“Empire Day” was the last school day before the 24th of May. The day was to be celebrated in every school with the morning being devoted to “a study of the greatness of the British Empire.” In the afternoon students were to enjoy patriotic speeches, recitations and music.
The health of the teachers and students was taken seriously. School boards could make provision for students whose parents could not afford to pay for medical and dental treatment. The school boards were authorized to establish medical and dental inspection systems.
Teachers were required to refuse admission to the school of any pupil believed to be infected with or exposed to consumption or a number of contagious diseases including chickenpox, smallpox, cholera, glandular fever (what we would call infectious mononucleosis), scarlet fever, diphtheria, whooping-cough, measles and mumps. Teachers were awarded up to four weeks of absence for ill health, a period that could be extended with the consent of the school board.
Duties of Teachers
The duties of teachers—each of whom had to hold a certificate of qualification--were prescribed in great detail. Among the first, was the duty to
…inculcate by precept and example, respect for religion and the principles of Christian morality and the highest regard for truth, justice, loyalty, love of country, humanity, benevolence, sobriety, industry, frugality, purity, temperance and all other virtues
Of course the teachers were required to conduct examinations, to provide information about the progress of the pupils and to make promotions of students from one class or form to another. That information was provided to the Board and likely the Minister but it did not stop there. The names of successful candidates were published in the local newspaper. This might have been hard on those students not named, who could be assumed to have met with less success. But the practice was not as hard as that applied in the late 1800’s. In an 1888 Conservator article, the final marks of a class in every subject were published, including a good number of failures.

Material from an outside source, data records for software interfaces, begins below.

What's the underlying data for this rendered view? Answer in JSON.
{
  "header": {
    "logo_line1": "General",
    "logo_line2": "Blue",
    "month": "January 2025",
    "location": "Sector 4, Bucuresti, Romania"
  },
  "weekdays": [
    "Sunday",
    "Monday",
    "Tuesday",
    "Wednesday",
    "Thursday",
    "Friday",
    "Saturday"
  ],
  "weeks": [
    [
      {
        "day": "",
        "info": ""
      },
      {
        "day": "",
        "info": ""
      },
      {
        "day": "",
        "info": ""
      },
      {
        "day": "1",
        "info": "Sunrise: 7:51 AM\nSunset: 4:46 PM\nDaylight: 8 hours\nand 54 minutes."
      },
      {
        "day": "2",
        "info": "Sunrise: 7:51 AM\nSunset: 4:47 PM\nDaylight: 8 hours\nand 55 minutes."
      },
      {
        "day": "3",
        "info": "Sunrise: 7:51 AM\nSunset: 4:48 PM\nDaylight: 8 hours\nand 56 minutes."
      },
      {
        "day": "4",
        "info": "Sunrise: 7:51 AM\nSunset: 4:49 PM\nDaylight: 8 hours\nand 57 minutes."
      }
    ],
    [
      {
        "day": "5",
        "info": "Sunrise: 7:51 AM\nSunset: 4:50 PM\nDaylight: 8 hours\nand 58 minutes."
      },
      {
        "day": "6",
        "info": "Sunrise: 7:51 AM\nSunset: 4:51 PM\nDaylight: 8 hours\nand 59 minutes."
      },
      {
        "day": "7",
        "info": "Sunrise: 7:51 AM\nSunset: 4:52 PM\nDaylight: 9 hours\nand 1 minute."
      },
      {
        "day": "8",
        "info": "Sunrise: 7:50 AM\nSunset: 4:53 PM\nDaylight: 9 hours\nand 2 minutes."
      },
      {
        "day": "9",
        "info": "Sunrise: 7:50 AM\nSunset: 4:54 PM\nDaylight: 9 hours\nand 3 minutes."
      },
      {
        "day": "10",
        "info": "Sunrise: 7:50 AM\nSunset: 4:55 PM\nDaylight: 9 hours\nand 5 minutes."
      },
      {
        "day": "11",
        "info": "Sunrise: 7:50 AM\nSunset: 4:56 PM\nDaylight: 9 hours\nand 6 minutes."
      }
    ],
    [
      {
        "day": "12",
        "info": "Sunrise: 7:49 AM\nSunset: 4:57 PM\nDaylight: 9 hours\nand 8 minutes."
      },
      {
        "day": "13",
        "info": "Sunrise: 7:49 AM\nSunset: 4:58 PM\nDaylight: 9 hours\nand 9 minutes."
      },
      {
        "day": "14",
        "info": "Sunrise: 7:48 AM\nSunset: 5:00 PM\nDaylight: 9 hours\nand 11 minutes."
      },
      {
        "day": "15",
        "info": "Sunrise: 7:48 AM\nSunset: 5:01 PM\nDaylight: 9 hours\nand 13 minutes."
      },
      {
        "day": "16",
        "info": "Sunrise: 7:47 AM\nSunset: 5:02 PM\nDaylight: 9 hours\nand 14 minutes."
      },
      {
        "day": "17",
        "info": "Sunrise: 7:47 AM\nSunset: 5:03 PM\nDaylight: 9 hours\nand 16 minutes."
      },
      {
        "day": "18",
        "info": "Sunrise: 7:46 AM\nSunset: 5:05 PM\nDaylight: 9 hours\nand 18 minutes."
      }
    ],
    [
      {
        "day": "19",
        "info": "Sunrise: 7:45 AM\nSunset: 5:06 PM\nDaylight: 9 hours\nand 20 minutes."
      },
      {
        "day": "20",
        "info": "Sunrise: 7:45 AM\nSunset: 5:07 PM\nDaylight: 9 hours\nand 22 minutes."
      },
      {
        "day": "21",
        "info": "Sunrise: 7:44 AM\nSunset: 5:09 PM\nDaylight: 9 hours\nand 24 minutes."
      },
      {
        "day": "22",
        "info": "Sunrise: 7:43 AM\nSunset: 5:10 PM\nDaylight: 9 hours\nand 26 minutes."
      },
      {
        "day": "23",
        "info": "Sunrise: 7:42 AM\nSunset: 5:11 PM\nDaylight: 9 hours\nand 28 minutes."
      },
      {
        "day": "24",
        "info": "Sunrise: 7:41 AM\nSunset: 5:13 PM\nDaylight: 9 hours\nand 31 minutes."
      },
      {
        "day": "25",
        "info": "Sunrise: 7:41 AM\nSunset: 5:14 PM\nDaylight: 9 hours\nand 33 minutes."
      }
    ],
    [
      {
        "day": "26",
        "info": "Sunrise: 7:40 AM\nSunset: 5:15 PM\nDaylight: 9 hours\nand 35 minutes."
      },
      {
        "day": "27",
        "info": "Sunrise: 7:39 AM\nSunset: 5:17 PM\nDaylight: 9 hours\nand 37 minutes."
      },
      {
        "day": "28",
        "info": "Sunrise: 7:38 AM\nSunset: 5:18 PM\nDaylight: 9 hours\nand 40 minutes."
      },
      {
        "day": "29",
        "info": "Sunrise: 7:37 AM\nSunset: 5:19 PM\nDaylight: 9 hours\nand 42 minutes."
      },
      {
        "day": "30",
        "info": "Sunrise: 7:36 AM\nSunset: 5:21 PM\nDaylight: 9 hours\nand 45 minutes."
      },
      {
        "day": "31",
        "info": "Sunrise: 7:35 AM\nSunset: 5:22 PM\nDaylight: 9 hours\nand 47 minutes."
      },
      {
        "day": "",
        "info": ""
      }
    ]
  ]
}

Student –Teacher Ratios
A photograph from Brampton Central Public School at around this time, suggests that there were as many as forty students in a class. This was an improvement in the teacher-student ratio. In 1888, an additional teacher was required when there were more than sixty students in a class.

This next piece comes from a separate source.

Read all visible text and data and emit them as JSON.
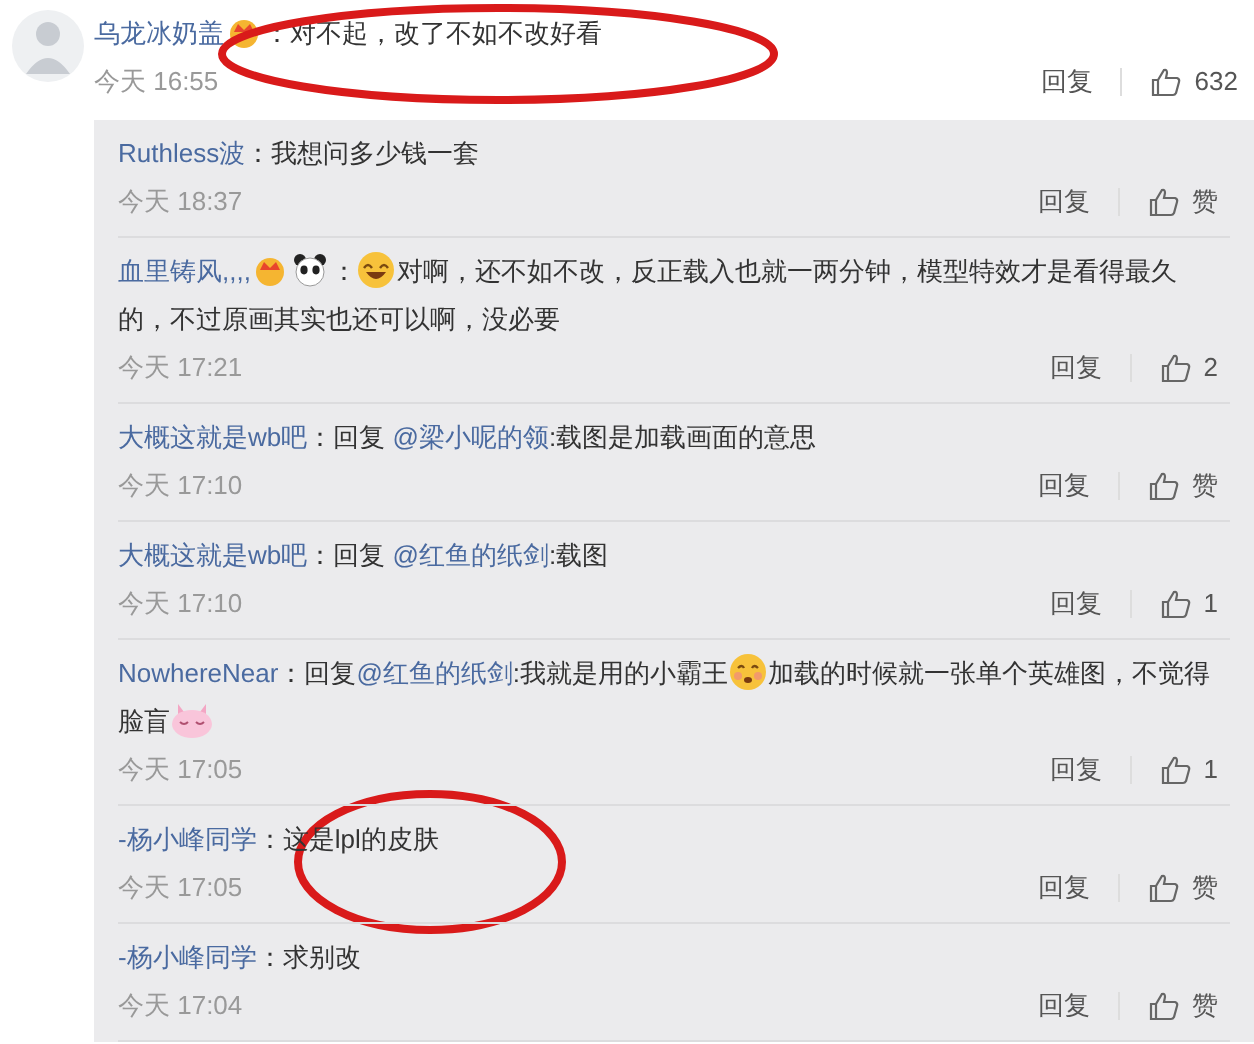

What of the cost? School was free to every person between the ages of five and twenty-one with the exception of the Kindergarten classes which were subject to such fees as the Board determined. Of course someone had to pay the costs of school operations and that fell to the local property owners who through taxes paid the costs of the public and separate school education provided in their school system. Transfer payments from one municipality to another were made where students attended schools closer to their home but outside their municipality. In addition, counties contributed funds for students who lived in houses of refuge (shelters for the homeless).
And what of ipads and laptops? How did those students in 1912 take notes without them? At one time students used chalk and slates, but by 1912 they had note books, called scribblers. In Brampton, on its way to becoming the Flower town of Canada, those scribblers were emblazed with an image of a single Dale rose.